For Dave Mullins and Charlie Craig morning tea is a tradition in their home. But another tradition most couples take for granted, a wedding cake, came with a bitter obstacle.
In 2012, the couple went to the Masterpiece Cake Shop in Lakewood hoping to get a wedding cake. But the store's owner refused, saying his religious freedom gives him the right to deny business to same-sex couples.
"He was soft-spoken. He told us he wasn't going to make the cake for religious reasons,” said Craig.
The couple knows the court's ruling, for or against them, will impact the lives of people across the country.
"If we lose at the Supreme Court, it could open the door to a variety of forms of discrimination that have long been considered wrong," said Mullins.
For Dave and Charlie, life these days is finding balance between the daily routine and an epic high-stakes legal battle.
"The Supreme Court is something you read about in history books, in civics classes in high school. It's not a place you ever expect to find yourself sitting before, while a case that you're party to is being litigated," said Mullins. "The moral of this story is that this case is not about cakes, and it's not about weddings either. This case is about basic access to public life."
Denver7 is working to profile bake shop owner Jack Phillips.

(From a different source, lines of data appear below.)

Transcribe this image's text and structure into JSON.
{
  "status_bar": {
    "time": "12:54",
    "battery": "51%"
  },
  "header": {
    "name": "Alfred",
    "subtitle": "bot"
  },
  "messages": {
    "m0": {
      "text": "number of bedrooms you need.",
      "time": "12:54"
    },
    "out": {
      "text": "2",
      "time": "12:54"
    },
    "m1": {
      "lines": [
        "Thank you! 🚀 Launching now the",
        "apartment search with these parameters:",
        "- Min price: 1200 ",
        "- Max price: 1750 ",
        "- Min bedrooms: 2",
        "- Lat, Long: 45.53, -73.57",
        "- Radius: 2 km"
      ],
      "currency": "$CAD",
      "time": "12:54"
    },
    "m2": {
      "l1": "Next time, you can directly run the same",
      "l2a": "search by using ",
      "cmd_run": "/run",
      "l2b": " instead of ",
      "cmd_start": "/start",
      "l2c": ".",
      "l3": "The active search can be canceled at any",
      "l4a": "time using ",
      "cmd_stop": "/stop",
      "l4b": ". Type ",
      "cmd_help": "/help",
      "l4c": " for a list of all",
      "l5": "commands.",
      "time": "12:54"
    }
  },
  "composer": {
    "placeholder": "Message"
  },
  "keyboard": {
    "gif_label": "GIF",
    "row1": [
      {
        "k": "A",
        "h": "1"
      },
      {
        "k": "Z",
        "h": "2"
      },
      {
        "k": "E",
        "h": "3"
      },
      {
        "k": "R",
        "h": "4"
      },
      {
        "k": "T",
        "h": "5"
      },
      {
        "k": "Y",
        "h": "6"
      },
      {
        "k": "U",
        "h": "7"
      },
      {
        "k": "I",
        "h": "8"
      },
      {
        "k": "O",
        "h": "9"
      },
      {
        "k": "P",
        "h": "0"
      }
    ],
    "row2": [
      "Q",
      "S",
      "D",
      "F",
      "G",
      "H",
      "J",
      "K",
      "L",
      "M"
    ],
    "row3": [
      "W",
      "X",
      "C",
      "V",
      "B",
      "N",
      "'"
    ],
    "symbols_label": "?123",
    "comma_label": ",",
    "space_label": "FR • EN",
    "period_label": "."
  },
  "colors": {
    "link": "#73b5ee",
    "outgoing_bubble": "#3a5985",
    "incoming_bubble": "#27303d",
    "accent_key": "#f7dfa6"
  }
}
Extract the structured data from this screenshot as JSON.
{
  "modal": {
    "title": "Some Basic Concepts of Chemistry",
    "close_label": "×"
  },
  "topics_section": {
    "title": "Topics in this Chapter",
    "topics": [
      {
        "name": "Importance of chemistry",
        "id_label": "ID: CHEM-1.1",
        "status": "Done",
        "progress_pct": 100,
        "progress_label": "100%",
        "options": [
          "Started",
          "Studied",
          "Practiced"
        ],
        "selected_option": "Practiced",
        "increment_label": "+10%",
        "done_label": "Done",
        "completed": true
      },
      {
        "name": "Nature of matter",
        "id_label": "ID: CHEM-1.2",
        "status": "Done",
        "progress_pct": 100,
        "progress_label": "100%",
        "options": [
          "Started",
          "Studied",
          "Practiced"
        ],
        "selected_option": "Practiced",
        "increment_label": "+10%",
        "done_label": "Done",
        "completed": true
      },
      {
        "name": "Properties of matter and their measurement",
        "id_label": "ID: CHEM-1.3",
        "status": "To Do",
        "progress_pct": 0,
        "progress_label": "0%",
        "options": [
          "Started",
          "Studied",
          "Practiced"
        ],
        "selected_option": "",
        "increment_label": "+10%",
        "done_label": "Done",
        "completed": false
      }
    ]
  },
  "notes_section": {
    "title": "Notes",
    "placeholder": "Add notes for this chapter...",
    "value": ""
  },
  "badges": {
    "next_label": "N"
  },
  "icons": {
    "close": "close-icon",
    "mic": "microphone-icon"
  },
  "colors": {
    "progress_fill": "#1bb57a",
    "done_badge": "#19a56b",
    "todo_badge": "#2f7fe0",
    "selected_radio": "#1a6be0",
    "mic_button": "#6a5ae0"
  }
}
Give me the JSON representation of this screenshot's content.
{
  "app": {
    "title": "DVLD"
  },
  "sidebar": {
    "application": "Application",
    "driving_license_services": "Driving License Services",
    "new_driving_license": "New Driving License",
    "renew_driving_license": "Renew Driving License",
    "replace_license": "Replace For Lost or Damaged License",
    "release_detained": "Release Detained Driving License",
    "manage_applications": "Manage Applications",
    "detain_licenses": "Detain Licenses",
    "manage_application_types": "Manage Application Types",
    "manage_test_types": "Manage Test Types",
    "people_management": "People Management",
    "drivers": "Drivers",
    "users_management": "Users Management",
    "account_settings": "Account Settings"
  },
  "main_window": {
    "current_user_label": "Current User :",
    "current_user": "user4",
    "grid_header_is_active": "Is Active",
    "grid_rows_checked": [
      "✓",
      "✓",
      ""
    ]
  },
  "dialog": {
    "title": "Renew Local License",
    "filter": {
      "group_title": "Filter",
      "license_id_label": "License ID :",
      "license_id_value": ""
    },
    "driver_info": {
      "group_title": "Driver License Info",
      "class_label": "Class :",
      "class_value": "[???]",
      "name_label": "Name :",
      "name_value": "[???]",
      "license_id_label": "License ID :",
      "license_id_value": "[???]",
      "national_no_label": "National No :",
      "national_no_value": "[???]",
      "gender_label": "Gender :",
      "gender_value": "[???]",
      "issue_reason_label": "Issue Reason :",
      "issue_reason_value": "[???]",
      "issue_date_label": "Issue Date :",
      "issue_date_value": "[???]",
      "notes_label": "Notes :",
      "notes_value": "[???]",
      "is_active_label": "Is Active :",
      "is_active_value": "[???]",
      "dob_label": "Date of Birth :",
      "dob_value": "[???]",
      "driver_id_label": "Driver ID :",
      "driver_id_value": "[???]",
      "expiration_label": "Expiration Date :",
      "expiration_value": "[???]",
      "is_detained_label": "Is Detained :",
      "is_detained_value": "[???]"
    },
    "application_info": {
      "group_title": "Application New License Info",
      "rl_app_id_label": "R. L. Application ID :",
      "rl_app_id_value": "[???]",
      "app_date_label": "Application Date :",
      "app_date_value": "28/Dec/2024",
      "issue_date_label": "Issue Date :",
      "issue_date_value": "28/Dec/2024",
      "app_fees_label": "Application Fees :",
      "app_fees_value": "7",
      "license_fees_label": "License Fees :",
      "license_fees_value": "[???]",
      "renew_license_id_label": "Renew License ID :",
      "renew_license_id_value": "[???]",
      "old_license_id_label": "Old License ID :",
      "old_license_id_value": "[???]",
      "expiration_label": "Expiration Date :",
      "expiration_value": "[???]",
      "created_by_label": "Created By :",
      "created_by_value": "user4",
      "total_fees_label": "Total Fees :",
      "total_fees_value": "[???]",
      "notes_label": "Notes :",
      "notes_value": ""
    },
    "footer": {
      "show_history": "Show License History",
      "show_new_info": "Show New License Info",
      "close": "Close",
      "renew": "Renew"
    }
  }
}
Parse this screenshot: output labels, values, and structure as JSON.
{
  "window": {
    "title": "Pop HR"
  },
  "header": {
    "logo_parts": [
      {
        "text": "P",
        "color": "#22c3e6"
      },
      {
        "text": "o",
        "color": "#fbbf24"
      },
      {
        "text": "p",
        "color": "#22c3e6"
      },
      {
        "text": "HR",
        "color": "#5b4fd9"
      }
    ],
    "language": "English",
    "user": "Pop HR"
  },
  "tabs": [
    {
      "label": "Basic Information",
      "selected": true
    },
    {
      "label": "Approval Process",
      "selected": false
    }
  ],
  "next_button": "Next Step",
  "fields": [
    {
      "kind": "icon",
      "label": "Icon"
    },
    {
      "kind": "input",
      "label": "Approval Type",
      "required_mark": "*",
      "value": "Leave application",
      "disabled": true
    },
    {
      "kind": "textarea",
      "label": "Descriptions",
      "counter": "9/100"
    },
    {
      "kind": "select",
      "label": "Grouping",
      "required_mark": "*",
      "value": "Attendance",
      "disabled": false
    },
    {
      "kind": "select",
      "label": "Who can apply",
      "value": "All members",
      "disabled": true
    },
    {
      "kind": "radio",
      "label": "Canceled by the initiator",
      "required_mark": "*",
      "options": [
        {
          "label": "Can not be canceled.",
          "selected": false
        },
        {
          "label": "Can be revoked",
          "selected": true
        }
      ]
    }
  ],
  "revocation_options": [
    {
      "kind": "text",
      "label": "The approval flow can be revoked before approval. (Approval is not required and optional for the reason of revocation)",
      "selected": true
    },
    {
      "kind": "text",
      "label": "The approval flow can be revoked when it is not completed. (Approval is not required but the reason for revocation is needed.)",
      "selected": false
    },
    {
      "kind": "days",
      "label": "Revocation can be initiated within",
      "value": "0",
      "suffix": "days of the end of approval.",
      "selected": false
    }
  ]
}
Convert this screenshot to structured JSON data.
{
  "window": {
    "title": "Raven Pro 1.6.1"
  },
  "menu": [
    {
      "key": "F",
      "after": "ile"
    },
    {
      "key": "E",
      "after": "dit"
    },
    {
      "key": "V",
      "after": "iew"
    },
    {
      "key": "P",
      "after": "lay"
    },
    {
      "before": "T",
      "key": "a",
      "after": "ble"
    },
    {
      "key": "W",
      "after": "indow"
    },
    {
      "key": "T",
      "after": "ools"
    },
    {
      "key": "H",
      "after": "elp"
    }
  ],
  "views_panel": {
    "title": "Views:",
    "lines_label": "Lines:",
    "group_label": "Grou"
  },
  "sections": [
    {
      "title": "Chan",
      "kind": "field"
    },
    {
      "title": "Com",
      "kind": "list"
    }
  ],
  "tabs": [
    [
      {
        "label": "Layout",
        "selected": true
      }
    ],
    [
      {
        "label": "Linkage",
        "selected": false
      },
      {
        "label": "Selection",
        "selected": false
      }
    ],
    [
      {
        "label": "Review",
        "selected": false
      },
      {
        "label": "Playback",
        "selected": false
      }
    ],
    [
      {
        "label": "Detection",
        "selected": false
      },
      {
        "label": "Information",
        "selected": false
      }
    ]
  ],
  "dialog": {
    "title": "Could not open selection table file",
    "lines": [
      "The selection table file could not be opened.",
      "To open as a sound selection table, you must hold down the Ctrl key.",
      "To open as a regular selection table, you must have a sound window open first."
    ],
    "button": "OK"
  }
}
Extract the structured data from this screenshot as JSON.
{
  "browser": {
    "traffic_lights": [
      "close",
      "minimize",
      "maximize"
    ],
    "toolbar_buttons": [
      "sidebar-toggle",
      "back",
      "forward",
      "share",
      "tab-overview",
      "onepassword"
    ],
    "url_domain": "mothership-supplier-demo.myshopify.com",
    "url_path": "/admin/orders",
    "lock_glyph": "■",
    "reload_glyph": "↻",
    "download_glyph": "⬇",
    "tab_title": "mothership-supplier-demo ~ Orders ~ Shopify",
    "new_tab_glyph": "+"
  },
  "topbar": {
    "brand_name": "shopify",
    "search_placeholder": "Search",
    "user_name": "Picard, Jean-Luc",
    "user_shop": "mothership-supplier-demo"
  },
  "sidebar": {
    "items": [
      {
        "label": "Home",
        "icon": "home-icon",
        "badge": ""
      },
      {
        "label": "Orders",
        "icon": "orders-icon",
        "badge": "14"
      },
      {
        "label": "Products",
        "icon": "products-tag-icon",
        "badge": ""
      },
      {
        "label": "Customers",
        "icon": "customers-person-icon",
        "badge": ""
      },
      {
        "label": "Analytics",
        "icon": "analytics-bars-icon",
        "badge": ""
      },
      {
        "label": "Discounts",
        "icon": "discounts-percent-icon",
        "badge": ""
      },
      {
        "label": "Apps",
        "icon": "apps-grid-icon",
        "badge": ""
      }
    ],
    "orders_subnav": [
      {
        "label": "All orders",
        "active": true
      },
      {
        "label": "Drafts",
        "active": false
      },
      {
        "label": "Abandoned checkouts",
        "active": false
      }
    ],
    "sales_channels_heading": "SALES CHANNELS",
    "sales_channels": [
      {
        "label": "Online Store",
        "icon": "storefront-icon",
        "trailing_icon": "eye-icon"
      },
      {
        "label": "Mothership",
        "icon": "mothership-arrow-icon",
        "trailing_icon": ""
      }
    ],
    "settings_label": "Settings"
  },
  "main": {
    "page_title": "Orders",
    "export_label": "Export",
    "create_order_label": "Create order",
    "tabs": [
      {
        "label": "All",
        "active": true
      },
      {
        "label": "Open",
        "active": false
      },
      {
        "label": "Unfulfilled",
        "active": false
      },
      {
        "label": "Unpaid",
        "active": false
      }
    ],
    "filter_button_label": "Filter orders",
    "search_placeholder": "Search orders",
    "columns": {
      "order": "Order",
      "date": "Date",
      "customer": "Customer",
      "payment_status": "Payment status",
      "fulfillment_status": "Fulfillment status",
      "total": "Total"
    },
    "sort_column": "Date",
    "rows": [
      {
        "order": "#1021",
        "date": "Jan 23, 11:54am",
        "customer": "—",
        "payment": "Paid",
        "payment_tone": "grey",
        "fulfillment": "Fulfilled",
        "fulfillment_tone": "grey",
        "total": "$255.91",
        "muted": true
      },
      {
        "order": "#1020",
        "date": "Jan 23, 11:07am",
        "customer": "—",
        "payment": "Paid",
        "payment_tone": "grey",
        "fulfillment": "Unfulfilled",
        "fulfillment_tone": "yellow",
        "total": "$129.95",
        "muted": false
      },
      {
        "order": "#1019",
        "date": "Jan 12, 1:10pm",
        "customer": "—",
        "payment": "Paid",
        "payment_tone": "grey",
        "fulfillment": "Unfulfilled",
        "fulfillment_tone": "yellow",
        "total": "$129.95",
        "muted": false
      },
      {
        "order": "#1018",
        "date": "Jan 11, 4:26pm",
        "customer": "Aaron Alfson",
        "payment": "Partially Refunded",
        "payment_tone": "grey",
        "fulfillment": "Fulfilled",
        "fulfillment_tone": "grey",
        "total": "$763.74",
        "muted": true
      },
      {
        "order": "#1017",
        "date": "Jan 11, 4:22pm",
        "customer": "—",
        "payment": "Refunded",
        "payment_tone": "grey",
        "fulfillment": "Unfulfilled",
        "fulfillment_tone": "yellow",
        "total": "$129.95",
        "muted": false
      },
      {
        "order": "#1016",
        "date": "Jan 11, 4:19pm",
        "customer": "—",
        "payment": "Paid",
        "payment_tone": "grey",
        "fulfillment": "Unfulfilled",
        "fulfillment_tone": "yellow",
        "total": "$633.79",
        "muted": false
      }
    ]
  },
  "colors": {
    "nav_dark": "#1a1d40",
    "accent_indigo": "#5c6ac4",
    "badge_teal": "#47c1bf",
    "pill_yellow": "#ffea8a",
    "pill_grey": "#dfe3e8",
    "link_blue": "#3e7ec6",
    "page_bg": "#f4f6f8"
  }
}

We spoke to him last week when hundreds of his supporters rallied at the state Capitol.